If the nutrition panel says folic acid but none of the previous things are true, you might need to dig a little deeper to determine whether folic acid is added or naturally-occuring folate is mislabeled.  Call the manufacturer and ask if it has added folic acid.

[UPDATE July 2023: In 2020, the labeling requirements in the US for folate changed, making it much easier to understand the nutrition panel.
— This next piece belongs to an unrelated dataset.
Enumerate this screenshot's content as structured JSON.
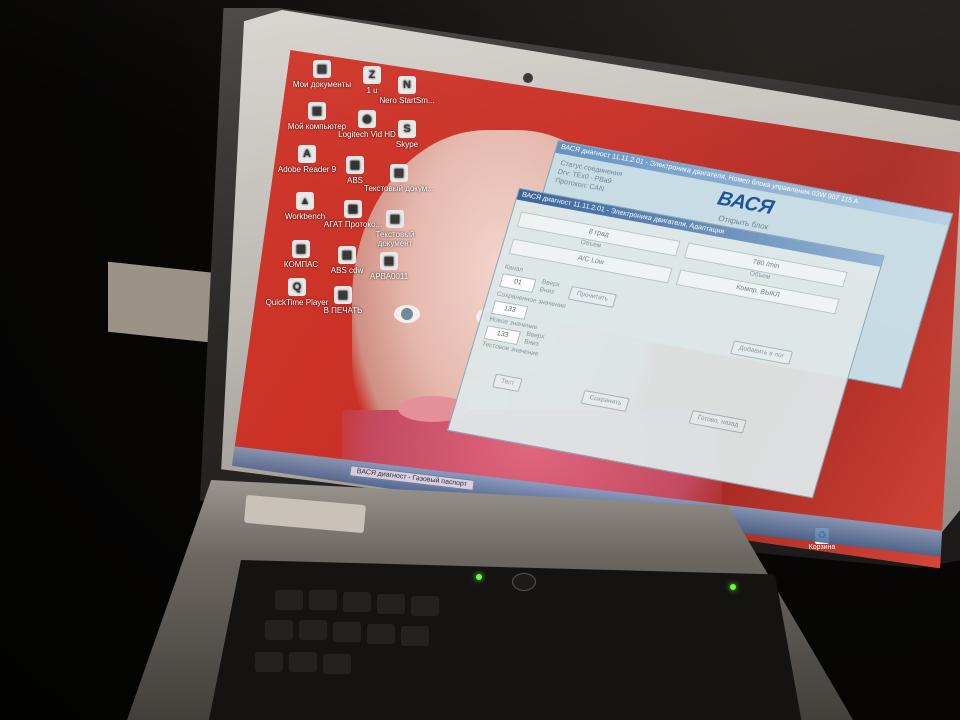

The label is now required to use “folate” as the default term, and to specify what form added folate takes.]

Some people will try to tell you that folic acid and other folates are essentially the same and the body doesn’t know the difference; we know this is untrue.  The FDA has an upper limit set for folic acid, but not for naturally-occurring folates.  More significantly, the upper limit is not especially high, especially for those taking supplements.  The upper limit for adults is 1000 mcg, and for children ranges from 300-800 mcg (depending on age).  With most multivitamins containing 400-800 mcg, it doesn’t take much to get excess if you’re also eating enriched foods.  A murine (mouse) study showed that excess folic acid produced symptoms of MTHFR deficiency, even in subjects without mutations.

When looking for supplements, methylfolate (see this link for more information about what names it might show up under) is typically a better option for those with MTHFR mutations, along with the methylcobalamin form of vitamin B12.  There are exceptions, though.  Those who also have COMT mutations may struggle with the extra methyls these vitamins contain, and do better with folinic acid (note the extra syllable and don’t confuse it with folic acid) and the hydroxycobalamin and/or adenosylcobalamin forms of B12.

Chances are you’ll know pretty quickly if you don’t tolerated methylated vitamins.  In that case, they usually produce “hyper-reactive” effects, like difficulty sleeping, irritability, anger, etc.

Foods that are naturally high in folates are a good option, too.  It’s generally pretty difficult to “overdose” on nutrients in food (naturally-occurring — with synthetic “fortification,” all bets are off).  The body seems to simply use what it needs and discard the rest, not creating buildup of unused vitamins the way it does with synthetics.

Skip Certain Drugs

Acetaminophen (Tylenol) depletes glutathione.  Those with MTHFR mutations already tend to be low in glutathione, because it’s produced by the methylation cycle, so acetaminophen can exacerbate the issue.

Nitrous oxide (“laughing gas”) increases homocysteine levels and decreases vitamin B12 — again things those with MTHFR mutations already tend to have issues with.

Consequently, both of these drugs are best avoided in favor of alternatives.  (There are some other drugs MTHFR folks might be at somewhat higher risk of reactions to — such as some antibiotic allergies — but they’re not as universal, so just be aware.)

In Summary…and One Final Note

I know this post seems a bit long, but it’s mostly details.  As you can see, there are only a few specifics (avoid folic acid and try to get better-quality folate instead, and skip Tylenol & nitrous oxide) that really are unique to MTHFR.  For the most part, it’s simply a matter of decreasing the toxic load — which, ideally, everyone should be doing anyway — to free up the available MTHFR for other functions besides detoxification (and for dealing with those toxins that are simply unavoidable).

One final note, though: tongue ties are very common among those with MTHFR, due to the impairment of folate processing.  A tongue tie can, itself, cause a variety of health problems, but is readily correctable We’ll talk more about tongue ties in a future post.

We have MTHFR -- Now what? We have MTHFR -- Now what?